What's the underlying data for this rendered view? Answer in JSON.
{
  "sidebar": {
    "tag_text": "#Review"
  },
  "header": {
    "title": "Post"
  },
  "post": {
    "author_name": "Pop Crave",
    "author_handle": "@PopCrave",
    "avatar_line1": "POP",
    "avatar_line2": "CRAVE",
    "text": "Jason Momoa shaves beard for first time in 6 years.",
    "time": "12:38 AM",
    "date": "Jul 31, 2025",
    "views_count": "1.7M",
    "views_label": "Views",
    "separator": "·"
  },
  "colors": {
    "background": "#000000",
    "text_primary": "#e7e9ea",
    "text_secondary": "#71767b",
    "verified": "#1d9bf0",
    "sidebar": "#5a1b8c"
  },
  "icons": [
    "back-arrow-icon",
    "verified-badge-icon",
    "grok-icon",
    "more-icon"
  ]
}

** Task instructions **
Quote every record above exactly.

** Task response **
What's the underlying data for this rendered view? Answer in JSON.
{
  "sidebar": {
    "tag_text": "#Review"
  },
  "header": {
    "title": "Post"
  },
  "post": {
    "author_name": "Pop Crave",
    "author_handle": "@PopCrave",
    "avatar_line1": "POP",
    "avatar_line2": "CRAVE",
    "text": "Jason Momoa shaves beard for first time in 6 years.",
    "time": "12:38 AM",
    "date": "Jul 31, 2025",
    "views_count": "1.7M",
    "views_label": "Views",
    "separator": "·"
  },
  "colors": {
    "background": "#000000",
    "text_primary": "#e7e9ea",
    "text_secondary": "#71767b",
    "verified": "#1d9bf0",
    "sidebar": "#5a1b8c"
  },
  "icons": [
    "back-arrow-icon",
    "verified-badge-icon",
    "grok-icon",
    "more-icon"
  ]
}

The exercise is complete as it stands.